17 de Octubre de 2018
Portal Educativo de las Américas
  Idioma:
 Imprima esta Página  Envie esta Página por Correo  Califique esta Página  Agregar a mis Contenidos  Página Principal 
¿Nuevo Usuario? - ¿Olvidó su Clave? - Usuario Registrado:     

Búsqueda



Colección:
La Educación
Número: (134-135) I,II
Año: 2000

Child Development

Development is not the same as growth although the two are often used interchangeably. Whereas growth is described by a change in size, development is characterized by changes in complexity and function (Brazleton 1982). A child who learns to coordinate eye and hand movements in order to grasp an object shows a sign of developing a more complex way of thinking, independently of the size of the child. In simple language, child development is, “A process of change in which the child learns to handle ever more complex levels of moving, thinking, feeling, and relating to others.” This definition makes clear that development includes improvements along a physical dimension as well as along mental, emotional and social dimensions. Moreover, these dimensions are interrelated: changes along one dimension both influence and are influenced by development along the others. Emotional development, for instance, affects physical and cognitive development. If a child is under emotional stress and has not developed an ability to cope with stress, the ability to develop physically and to learn can both be affected.

One conclusion from the brief presentation above is that the distinctions among health, nutrition and child development are not as clear as they may seem at first glance. Further, even if relatively narrow definitions are used (absence of disease, food intake or growth and psycho-social well-being), we should pay attention to inter-relationships. Thus, instead of the more common view of health, nutrition and development represented in Figure 1, we should be guided by an emerging view represented in Figure 2. The more limited view depicted in Figure 1, in which social and psychological well being (child development?) is seen only as a by-product of good health and nutrition, undercuts the integration of psychosocial components into nutritional and health actions. It does not allow realization of the potential for effects of improved psychosocial well being on growth and on disease or its absence.

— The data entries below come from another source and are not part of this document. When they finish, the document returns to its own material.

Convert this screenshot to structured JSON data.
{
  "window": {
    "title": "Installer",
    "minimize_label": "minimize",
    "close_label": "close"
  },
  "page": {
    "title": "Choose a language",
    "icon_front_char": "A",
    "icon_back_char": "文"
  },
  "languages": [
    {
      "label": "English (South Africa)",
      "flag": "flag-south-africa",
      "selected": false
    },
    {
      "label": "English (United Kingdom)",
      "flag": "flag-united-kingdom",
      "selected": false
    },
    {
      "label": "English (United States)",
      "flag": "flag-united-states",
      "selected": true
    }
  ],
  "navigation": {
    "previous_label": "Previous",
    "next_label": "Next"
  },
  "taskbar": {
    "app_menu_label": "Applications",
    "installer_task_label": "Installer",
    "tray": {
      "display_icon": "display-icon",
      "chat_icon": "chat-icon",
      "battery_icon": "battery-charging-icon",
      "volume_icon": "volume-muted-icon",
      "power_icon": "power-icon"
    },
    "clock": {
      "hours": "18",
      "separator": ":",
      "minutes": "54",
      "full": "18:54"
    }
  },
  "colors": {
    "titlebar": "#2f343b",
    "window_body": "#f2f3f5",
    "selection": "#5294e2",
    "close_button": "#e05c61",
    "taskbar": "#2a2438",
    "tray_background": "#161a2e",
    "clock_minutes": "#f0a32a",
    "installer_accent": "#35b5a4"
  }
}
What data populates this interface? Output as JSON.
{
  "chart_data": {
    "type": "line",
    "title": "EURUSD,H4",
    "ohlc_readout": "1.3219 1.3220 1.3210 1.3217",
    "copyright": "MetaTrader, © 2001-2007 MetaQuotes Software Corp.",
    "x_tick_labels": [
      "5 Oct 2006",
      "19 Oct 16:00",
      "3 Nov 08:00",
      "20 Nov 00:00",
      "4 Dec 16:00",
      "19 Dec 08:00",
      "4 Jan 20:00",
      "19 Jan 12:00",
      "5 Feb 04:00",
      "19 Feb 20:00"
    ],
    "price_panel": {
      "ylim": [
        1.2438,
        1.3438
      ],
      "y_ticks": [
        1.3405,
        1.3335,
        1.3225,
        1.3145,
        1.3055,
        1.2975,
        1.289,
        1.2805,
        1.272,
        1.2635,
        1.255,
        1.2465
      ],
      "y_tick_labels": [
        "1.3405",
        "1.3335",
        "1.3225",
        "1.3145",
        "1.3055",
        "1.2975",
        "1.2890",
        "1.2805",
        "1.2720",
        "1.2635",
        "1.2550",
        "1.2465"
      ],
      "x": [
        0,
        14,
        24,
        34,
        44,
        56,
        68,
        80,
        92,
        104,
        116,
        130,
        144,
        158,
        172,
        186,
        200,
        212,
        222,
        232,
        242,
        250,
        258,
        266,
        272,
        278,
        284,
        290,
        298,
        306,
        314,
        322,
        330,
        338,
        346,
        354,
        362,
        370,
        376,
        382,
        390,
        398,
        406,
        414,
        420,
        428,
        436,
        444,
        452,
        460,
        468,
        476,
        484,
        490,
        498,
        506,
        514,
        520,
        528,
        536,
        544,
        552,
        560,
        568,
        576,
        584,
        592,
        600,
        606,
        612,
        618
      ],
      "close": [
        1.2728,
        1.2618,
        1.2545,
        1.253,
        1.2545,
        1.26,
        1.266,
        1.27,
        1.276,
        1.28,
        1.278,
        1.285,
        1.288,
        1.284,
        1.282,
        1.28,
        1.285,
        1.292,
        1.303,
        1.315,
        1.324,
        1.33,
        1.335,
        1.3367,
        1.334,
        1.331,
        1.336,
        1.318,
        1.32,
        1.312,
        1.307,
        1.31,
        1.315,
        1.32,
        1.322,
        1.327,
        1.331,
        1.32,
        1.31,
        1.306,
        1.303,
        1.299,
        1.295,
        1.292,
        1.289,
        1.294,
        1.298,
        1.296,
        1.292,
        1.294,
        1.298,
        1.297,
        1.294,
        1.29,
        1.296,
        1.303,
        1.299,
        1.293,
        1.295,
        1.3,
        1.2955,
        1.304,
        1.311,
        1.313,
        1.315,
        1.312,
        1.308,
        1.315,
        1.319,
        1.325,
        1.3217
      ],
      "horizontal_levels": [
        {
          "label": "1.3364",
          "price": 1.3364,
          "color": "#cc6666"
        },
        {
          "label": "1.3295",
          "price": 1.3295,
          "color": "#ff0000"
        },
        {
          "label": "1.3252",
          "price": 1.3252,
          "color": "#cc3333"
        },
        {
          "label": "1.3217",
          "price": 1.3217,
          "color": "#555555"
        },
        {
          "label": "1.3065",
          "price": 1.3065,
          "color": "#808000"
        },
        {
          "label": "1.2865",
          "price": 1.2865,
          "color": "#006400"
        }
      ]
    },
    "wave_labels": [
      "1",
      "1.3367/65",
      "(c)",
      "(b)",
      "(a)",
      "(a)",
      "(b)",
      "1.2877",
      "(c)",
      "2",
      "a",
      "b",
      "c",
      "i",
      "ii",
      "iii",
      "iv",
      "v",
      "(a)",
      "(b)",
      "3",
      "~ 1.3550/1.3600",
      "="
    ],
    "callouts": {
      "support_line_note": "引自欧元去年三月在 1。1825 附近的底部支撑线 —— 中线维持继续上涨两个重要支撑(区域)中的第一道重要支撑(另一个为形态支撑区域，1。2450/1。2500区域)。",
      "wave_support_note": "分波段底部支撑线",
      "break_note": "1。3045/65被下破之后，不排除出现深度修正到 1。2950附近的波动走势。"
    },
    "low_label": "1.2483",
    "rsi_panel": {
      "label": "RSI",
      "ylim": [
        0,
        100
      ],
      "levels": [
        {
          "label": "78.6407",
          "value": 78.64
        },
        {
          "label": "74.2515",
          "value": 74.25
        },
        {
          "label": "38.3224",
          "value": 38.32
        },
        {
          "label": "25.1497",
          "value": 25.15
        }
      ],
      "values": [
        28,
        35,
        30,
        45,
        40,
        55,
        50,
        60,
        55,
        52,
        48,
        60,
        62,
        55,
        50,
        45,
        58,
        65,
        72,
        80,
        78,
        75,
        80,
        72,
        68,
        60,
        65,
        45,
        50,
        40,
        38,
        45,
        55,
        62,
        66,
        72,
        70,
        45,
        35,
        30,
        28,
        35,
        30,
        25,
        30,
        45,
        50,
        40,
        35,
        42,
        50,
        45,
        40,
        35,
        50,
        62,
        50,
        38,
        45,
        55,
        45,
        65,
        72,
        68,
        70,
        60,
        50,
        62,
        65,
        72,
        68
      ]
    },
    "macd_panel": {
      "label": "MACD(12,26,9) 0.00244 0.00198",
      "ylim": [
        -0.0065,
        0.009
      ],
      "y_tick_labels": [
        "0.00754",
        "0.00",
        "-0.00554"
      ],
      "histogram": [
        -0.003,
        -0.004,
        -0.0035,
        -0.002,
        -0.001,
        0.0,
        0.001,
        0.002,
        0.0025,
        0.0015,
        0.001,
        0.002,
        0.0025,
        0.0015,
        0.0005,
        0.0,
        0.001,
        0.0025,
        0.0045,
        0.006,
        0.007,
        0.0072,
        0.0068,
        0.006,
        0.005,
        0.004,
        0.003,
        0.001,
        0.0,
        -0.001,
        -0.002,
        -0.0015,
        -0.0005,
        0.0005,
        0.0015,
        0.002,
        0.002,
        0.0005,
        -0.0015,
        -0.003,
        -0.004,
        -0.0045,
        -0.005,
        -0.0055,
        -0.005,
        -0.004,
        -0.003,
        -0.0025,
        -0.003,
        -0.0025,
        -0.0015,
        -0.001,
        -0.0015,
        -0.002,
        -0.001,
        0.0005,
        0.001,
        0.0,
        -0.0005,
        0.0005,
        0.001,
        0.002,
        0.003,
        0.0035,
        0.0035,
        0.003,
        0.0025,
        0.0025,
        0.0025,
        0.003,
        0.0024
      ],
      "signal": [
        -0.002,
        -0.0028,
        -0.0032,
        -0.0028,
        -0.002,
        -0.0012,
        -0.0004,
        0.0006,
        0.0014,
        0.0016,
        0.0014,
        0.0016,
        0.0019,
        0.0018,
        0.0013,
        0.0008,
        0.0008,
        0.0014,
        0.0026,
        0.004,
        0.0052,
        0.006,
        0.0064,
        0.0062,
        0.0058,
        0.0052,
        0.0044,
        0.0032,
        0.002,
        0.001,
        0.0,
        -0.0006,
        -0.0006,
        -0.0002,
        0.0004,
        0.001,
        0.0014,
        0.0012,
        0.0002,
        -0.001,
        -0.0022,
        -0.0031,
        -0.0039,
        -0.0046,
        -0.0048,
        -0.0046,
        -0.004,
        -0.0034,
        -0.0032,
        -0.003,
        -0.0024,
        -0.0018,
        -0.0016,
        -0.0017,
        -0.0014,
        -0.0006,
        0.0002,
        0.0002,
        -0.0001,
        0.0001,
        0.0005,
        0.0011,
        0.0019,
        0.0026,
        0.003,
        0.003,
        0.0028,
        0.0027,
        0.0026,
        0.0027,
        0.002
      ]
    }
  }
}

By way of contrast, the second formulation of relationships affirms that improvements in the social and psychological condition of both caregiver and child can affect survival and physical development.